No matter how many times you use the word now and commas together, you might still get confused about whether you are doing the right thing.
You are not the only one experiencing this.
English can be a complicated language with complex punctuation rules, especially when it concerns comma usage.
In this article, we are going to discuss the comma usage with the word “now.”
Do you need a comma before or after “now”?
“Now” is an adverb.
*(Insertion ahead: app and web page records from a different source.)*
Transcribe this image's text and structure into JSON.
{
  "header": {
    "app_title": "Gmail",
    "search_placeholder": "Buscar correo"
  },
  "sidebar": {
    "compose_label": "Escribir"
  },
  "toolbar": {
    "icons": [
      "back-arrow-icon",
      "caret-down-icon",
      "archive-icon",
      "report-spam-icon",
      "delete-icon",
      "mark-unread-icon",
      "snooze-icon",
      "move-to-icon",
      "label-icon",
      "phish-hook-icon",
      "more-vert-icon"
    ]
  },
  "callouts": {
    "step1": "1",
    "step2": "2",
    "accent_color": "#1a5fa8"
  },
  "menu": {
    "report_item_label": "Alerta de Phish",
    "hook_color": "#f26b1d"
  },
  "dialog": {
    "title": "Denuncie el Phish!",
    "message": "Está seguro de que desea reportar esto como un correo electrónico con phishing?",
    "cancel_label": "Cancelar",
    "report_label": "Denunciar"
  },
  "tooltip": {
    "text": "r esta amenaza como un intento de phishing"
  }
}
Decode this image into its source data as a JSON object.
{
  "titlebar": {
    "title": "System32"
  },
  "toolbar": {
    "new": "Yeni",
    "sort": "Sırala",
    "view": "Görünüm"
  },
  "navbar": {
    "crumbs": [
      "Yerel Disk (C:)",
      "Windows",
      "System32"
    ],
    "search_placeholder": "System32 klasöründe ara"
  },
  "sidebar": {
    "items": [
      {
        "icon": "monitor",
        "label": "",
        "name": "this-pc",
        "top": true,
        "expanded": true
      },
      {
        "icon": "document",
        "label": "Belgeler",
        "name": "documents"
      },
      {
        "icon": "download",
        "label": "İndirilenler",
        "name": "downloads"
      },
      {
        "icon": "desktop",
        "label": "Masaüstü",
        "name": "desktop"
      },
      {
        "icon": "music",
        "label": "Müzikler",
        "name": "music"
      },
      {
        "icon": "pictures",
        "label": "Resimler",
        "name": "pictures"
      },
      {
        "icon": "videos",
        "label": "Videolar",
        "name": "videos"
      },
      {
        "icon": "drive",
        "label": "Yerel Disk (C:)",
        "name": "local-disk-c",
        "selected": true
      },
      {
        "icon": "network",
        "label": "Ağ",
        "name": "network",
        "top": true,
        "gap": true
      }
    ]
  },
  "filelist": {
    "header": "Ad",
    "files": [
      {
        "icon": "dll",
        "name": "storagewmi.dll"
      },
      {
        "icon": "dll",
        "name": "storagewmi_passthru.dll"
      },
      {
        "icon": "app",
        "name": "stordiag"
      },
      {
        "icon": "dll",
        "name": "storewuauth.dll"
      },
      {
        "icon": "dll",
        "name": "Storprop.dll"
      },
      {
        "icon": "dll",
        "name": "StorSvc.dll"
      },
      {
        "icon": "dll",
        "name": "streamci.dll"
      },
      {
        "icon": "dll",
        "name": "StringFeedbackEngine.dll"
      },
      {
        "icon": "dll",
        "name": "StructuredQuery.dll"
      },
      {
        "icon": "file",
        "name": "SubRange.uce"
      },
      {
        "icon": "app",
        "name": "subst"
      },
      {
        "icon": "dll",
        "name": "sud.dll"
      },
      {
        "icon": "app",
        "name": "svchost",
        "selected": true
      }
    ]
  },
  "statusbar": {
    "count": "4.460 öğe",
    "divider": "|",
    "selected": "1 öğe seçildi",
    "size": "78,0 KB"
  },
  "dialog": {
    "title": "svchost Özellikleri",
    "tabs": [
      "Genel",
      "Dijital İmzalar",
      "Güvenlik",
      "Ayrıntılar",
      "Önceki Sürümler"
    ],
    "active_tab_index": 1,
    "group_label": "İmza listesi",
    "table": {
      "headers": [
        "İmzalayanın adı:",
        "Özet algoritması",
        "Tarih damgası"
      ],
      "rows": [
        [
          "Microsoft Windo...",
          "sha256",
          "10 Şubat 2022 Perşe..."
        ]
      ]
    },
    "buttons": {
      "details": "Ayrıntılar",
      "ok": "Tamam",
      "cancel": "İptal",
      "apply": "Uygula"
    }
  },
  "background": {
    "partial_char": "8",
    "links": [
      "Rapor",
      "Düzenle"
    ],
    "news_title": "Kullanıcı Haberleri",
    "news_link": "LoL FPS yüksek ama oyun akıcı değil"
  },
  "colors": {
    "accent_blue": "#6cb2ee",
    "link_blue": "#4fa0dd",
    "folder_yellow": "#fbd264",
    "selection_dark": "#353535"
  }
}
This means that it should follow the comma rule that applies to adverbs.
The rule says that when the adverb is placed in the middle of a sentence and modifies an entire clause, you can use a comma after.
Meanwhile, if it is only modifying a single word, there is no need for a comma to be placed after the word.
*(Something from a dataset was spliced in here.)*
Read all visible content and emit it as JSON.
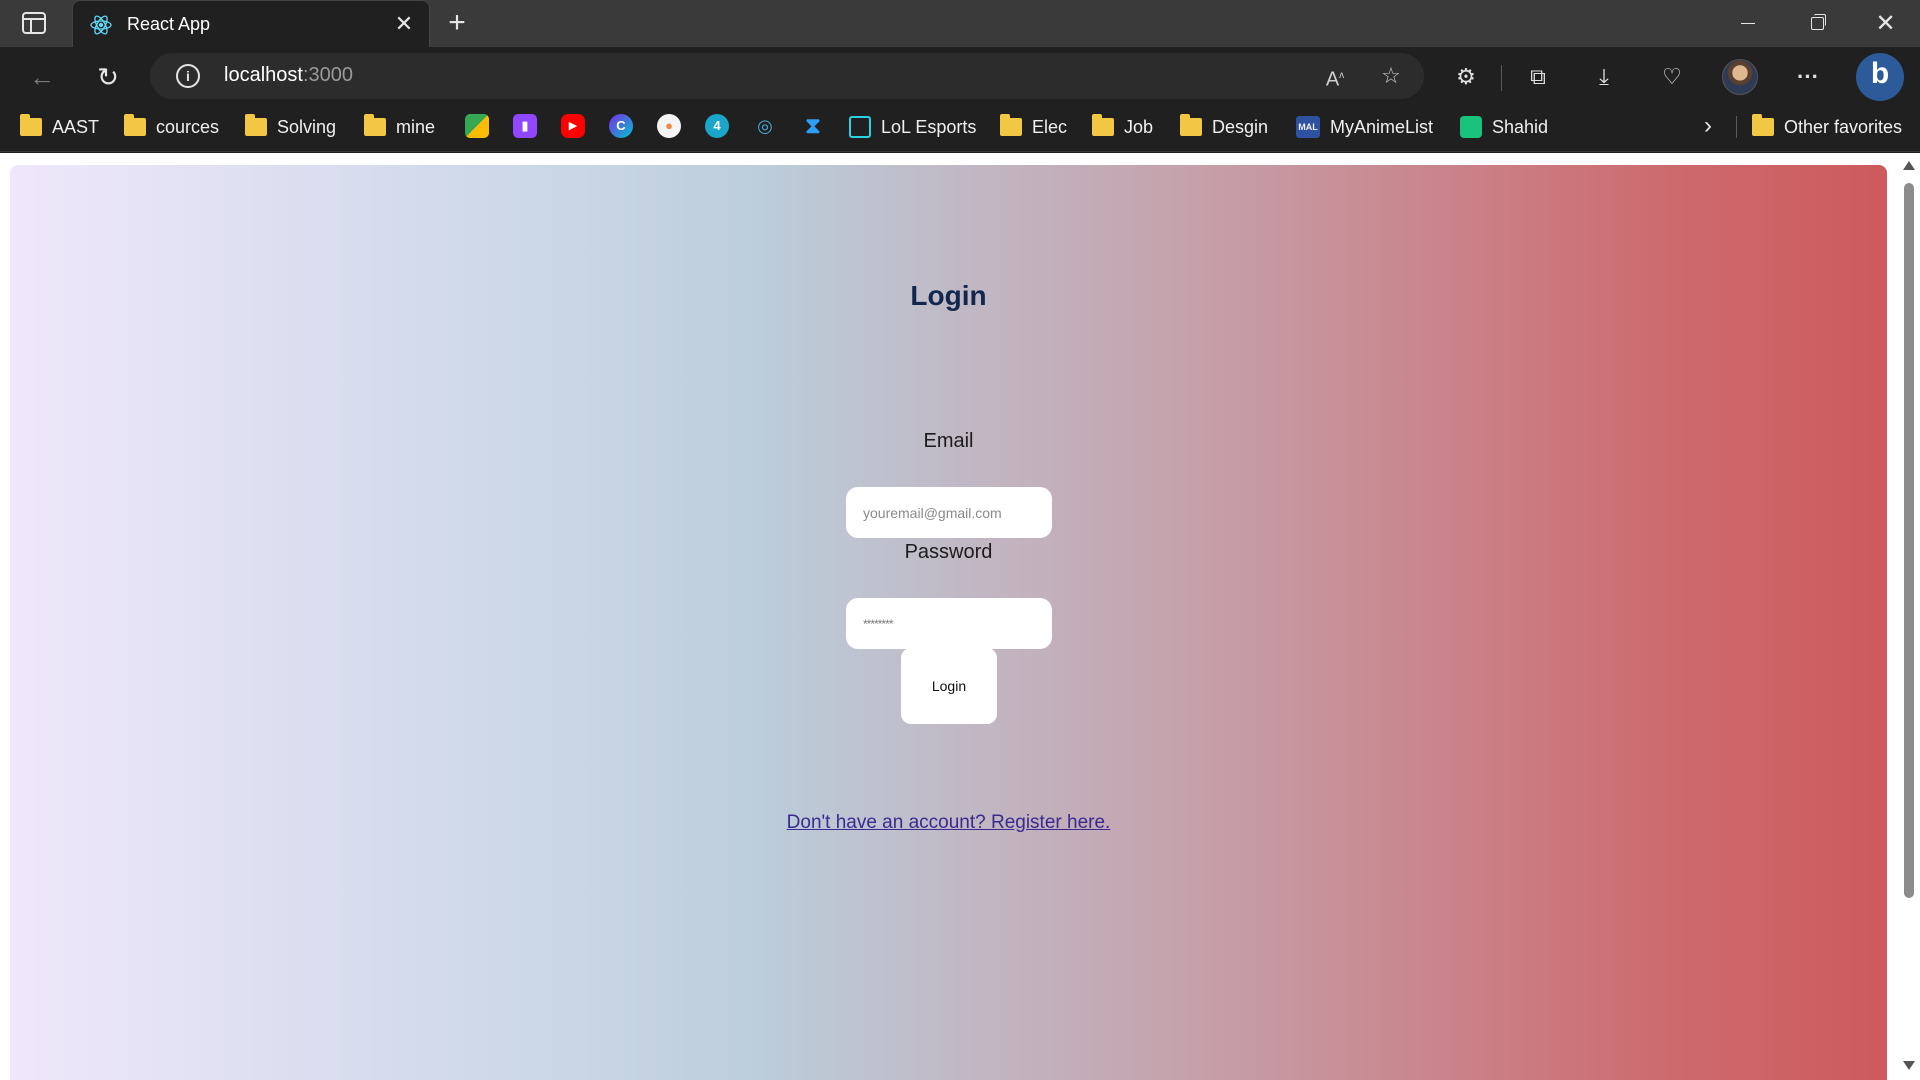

However, some exemptions are depending on how “now” is used and where it is positioned.
The meaning and part of speech of the word “now”
Comma rules can be quite difficult to master if you are not familiar with the part of speech.
The first step to knowing whether you need to use a comma before the word “now” is to know what part of speech it is.
“Now” is a temporal word, which means that it is an adverb of time. It means “as of the moment” or “at the present.”
The word “now” typically appears in the last part of a sentence. For example:
In some cases, “now” can also be used in the middle of a sentence. Here are some examples:
The word “now” can also function as an interjection sometimes. It is typically used to express resentment and divert attention in the middle of a conversation.
The word “now” can be premodified. This is the case with the phrases “just now” and “right now.” Here are some examples:
Using a comma before “now”
There is generally no need to use a comma before the word “now.”
However, in writing, a common function of a comma is to put a pause. This means that you can technically add a comma before it if you want to emphasize the “now.” Here’s an example:
I am checking this, now.[/su_note]
The comma before “now” emphasizes that the speaker is doing the action as of the moment. However, it can be considered as an elliptical clause.
An elliptical clause is where something is omitted because it is already understood. In the case of the example above:
Using a comma after “now”
When “now” is used as an introductory word
When the word “now” is the beginning of the sentence and functions as an introductory word, a comma should be placed right after.
This follows the rule that introductory words, phrases, and clauses must be followed by a comma right after.
In simple words, you need to put a comma when the “now” is placed at the beginning of the sentence.
This makes it easier to understand the main idea of the sentence and emphasize to the readers that it emphasizes the next clauses.
In these examples, “now” is followed by a comma because it modifies the two succeeding clauses.
When “now” is used as a discourse marker
Another instance where you must put a comma after the word “now” is when it is used as a discourse marker.
A discourse marker is used to organize discourse markers in simpler segments.
When “now” is used as a discourse marker, it often signals something new.
This is why it is used when introducing new ideas and giving new topics. It somehow similarly functions with the word “okay.”
Here’s an example:
When not to add a comma after “now”
“Now” can be added with “that” and used as a conjunction. In this case, there is no need to add a comma.
That can also be omitted if you are writing for formal purposes. The result will be like this:
Another instance when not to add a comma after the word “now” is when it is used as an adverb of time.
In the sentences mentioned above, there is no need for you to use any comma.
Comma before or after now: Bottom line
There is no need for you to use a comma before “now” unless you intend to emphasize it.
However, there are several instances where you will need to put a comma after the word “now.”
These instances include when it is used as an introductory word, a modifier of a clause, and as a discourse marker. In these cases, using a comma is desirable.
When “now” is used as an adverb of time modifying a single word, there is no need to use a comma before and after it regardless of where it is positioned in the sentence.
The use of the comma on the word “now” may sound confusing to you.
However, if you are familiar with the basic part of speech and comma rules, it is easy to master.
Just take note of the information and rules mentioned above, and you will definitely know exactly when to use a comma before and after “now.”
Hey fellow Linguaholics! It’s me, Marcel. I am the proud owner of linguaholic.com. Languages have always been my passion and I have studied Linguistics, Computational Linguistics and Sinology at the University of Zurich. It is my utmost pleasure to share with all of you guys what I know about languages and linguistics in general.